Thursday, March 01, 2007

Elisabeth Ladenson's "Dirt for Art's Sake"

Elisabeth Ladenson is an Associate Professor of French and Comparative Literature at Columbia University and the author of Dirt for Art's Sake: Books on Trial from Madame Bovary to Lolita.

She recently applied the Page 69 Test to her book.

Read the publisher's description and an excerpt from Dirt for Art's Sake.

Among the praise for Dirt for Art's Sake:
"A professor of French and comparative literature, Ladenson sets out to answer the question, 'How does an 'obscene' book become a 'classic?'' with this spry but exhaustive look at the history and culture surrounding the modern world's most controversial literature. Ladenson touches on numerous 'dirty' books, using a handful of landmark titles as jumping-off points for a wide-ranging survey: Madame Bovary, Les Fleurs du Mal, The Well of Loneliness, Ulysses, Lady Chatterley's Lover, Tropic of Cancer and Lolita. Using court records, novelists' letters, newspaper reviews and other books on the subject, Ladenson constructs a vivid composite of society's shifting relationship with such polarizing subjects as adultery, homosexuality and pedophilia — including the suppression thereof as well as the appetite therefor. Tracing the evolution of 'obscenity' from the 1850s to the late 20th century, Ladenson outlines the debates over 'art for art's sake,' as well as the province of realism, illustrating the rocky process of acceptance for the twin concepts and the literature they provoked. Witty, well-written and relevant, including fascinating details from the lives of writers, court cases as recent as the 1960s and as far-flung as Japan, and attempts to reinvent controversial works for contemporary audiences (such as two film versions of Lolita), this highly readable study should make scholars and book junkies as happy as pigs in lit."
Publishers Weekly (starred review)

"A witty and elegant study, written with an exceptional sensitivity to the multiple ironies regarding sex and censorship in literature.... With every text Ladensin so perceptively reads, she has something fresh and arresting to say. She is especially brilliant on Ulysses, along with Madame Bovary the most obvious work of genius under examination here.... Assuredly not an obvious work of genius is Lady Chatterley’s Lover ... [and] Ladenson’s commentary on it is illuminating.... The chapter on Nabokov and Lolita is extremely funny: a chapter of accidents.... We still believe in censorship today. It’s just that we’re too hypocritical to call it censorship, and talk instead of 'inappropriate language' in regard to gender or ethnic stereotyping, and of the need to have our 'awareness raised'. Bah humbug, says Ladenson, in so many words."
—Christopher Hart, Sunday Times (London), 31 December 2006
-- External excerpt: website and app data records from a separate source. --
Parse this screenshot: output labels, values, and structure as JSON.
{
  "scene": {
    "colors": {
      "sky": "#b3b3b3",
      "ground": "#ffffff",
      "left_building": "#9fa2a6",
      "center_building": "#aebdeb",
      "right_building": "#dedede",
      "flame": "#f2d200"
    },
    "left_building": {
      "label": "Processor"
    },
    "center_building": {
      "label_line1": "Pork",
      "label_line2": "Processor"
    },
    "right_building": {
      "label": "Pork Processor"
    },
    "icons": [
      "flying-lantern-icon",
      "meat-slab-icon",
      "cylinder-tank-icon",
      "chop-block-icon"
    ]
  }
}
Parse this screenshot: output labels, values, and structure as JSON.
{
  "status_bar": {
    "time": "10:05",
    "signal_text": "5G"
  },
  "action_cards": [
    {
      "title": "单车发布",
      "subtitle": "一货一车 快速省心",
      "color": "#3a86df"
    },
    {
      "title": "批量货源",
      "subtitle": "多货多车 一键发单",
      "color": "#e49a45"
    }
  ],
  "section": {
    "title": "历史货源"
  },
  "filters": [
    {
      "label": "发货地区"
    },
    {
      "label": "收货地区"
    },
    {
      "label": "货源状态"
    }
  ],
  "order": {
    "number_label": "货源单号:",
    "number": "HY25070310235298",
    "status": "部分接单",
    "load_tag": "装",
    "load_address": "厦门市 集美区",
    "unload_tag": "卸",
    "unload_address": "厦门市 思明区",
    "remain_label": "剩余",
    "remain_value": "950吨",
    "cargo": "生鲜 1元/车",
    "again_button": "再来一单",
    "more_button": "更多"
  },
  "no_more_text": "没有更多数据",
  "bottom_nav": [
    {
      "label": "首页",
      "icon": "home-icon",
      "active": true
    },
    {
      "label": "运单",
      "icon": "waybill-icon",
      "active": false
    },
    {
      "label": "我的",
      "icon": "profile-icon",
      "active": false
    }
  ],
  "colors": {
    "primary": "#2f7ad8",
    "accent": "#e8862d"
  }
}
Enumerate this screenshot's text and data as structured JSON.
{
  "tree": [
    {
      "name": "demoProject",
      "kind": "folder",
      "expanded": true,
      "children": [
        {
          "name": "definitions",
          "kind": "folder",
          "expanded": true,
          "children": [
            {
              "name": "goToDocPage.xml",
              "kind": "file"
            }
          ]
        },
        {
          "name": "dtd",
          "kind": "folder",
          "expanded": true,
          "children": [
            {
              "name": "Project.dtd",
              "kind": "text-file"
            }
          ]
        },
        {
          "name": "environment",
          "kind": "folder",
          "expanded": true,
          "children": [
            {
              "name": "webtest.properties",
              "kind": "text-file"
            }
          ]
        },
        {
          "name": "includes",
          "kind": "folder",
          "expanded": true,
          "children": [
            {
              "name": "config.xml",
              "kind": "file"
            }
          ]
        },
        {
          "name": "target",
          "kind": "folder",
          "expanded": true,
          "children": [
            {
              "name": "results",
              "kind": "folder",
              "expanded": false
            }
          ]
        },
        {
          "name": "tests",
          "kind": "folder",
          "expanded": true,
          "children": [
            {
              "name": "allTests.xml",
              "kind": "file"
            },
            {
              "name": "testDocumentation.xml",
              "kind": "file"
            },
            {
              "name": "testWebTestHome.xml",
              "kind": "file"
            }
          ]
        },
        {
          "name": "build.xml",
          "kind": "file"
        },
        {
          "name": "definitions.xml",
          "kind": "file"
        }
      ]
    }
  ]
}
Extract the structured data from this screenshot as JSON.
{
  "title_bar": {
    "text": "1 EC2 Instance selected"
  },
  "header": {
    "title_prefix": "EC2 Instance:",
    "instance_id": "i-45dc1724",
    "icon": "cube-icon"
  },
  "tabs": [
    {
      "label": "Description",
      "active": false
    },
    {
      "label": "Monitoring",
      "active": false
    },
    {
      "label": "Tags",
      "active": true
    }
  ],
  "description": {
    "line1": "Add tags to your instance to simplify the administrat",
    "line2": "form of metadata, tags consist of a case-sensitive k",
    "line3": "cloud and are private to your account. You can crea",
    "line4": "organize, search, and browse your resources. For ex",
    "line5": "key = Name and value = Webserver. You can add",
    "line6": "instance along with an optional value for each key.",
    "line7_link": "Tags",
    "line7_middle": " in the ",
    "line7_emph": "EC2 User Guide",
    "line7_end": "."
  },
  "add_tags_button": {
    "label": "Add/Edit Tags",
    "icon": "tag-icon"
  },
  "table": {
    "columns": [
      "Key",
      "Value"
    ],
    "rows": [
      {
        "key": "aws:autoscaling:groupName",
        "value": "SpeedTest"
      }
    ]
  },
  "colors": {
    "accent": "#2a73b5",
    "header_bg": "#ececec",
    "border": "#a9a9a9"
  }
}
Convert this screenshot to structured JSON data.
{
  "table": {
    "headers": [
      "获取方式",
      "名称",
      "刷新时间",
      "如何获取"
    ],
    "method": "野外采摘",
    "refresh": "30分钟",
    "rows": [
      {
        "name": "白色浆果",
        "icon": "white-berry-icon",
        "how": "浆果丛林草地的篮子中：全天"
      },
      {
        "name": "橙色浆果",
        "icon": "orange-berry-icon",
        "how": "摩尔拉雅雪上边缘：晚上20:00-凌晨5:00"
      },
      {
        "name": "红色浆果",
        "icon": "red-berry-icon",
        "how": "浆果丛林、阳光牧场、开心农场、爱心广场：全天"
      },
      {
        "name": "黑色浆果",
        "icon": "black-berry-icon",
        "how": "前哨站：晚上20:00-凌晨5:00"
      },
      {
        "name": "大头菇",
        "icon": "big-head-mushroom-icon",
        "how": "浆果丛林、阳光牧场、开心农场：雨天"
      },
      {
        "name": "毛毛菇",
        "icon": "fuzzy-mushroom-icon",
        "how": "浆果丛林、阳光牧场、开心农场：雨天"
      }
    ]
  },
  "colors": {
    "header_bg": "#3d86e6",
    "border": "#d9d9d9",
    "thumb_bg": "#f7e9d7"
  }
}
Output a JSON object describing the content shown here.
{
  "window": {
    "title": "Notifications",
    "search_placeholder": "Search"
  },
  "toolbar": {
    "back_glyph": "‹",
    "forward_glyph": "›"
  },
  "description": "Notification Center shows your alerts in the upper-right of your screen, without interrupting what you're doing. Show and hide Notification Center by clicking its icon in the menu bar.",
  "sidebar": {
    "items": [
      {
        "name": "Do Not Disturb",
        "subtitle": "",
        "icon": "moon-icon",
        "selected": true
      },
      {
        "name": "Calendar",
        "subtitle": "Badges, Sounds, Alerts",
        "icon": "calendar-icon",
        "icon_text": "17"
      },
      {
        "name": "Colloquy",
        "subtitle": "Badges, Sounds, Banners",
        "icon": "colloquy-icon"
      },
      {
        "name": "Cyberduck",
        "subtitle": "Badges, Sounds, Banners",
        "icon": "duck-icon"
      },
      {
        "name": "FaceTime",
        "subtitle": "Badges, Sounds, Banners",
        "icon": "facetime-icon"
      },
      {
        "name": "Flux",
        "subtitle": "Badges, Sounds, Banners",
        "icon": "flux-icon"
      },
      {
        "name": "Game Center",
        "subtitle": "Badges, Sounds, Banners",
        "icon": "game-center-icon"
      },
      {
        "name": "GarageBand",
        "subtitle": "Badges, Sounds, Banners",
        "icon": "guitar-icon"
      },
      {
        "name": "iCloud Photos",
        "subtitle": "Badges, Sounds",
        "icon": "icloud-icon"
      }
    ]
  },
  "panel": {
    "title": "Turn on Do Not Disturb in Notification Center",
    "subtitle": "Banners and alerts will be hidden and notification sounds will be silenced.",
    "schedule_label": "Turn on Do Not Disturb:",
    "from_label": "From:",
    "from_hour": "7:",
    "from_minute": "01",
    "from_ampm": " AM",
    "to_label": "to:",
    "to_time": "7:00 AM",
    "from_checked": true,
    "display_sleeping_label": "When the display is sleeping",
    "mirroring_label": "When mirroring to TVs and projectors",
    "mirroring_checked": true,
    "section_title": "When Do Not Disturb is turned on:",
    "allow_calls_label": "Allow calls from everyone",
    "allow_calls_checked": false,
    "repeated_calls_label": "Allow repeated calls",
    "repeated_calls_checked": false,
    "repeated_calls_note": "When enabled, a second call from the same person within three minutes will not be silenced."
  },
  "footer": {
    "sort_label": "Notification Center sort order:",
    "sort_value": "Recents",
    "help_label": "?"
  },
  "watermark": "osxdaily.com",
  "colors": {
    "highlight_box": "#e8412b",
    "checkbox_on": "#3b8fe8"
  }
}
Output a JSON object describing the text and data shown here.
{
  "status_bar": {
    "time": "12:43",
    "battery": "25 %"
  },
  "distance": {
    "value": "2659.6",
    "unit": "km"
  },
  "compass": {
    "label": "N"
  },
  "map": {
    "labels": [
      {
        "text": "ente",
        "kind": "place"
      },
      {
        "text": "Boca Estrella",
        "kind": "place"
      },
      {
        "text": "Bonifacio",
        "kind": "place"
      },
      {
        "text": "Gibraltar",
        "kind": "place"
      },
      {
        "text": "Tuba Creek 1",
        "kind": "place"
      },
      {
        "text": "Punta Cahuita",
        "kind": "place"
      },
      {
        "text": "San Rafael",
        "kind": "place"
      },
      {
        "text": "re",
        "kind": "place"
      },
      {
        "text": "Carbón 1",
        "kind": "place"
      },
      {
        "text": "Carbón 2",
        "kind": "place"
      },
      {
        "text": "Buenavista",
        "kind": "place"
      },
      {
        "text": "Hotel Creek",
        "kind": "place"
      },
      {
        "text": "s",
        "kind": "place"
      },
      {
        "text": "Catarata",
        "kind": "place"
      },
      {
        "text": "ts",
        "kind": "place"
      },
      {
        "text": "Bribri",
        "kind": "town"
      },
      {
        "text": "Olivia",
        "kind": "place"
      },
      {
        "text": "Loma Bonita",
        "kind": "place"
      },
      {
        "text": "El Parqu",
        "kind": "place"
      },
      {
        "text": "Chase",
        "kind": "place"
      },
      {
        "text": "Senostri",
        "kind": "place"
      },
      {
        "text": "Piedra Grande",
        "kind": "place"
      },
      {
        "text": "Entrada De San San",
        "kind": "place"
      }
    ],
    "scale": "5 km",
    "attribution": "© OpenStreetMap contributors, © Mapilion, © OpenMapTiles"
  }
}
"Elisabeth Ladenson's witty meditation on literary obscenity pivots on 'irony, paradox, and absurdity.' How, she ruminates, can one generation's 'dirt' be another generation's 'art'? 'How does an obscene work become a classic?' It's a fascinating set of hows. Ladenson takes, as her principal texts, seven ambiguously obscene classic works of literature.... What adds freshness to her discussion is chapters on that infamous period of Gallic censorship when public prosecutor Ernest Pinard took Flaubert and Baudelaire to court. By so doing, he installed himself in the annals of literature — as one of its clowns. They also serve who makes fools of themselves for art."
—John Sutherland, Washington Post

“With far-ranging erudition, a keen eye for analysis, and a great sense of humor, Elisabeth Ladenson looks at the real reasons behind the censorship of masterpieces like Madame Bovary and important but lousy books like The Well of Loneliness. She pinpoints many of the moralistic arguments that are once again rearing their ugly heads in this age of spying and 'Christian' militancy. The censorship of movies was already a recapitulation of the principles that had been applied to literature a century earlier. This book is so entertaining it made me laugh out loud at least once at some expertly skewered absurdity during every chapter.”
—Edmund White
Ladenson's previous book is Proust's Lesbianism.

--Marshal Zeringue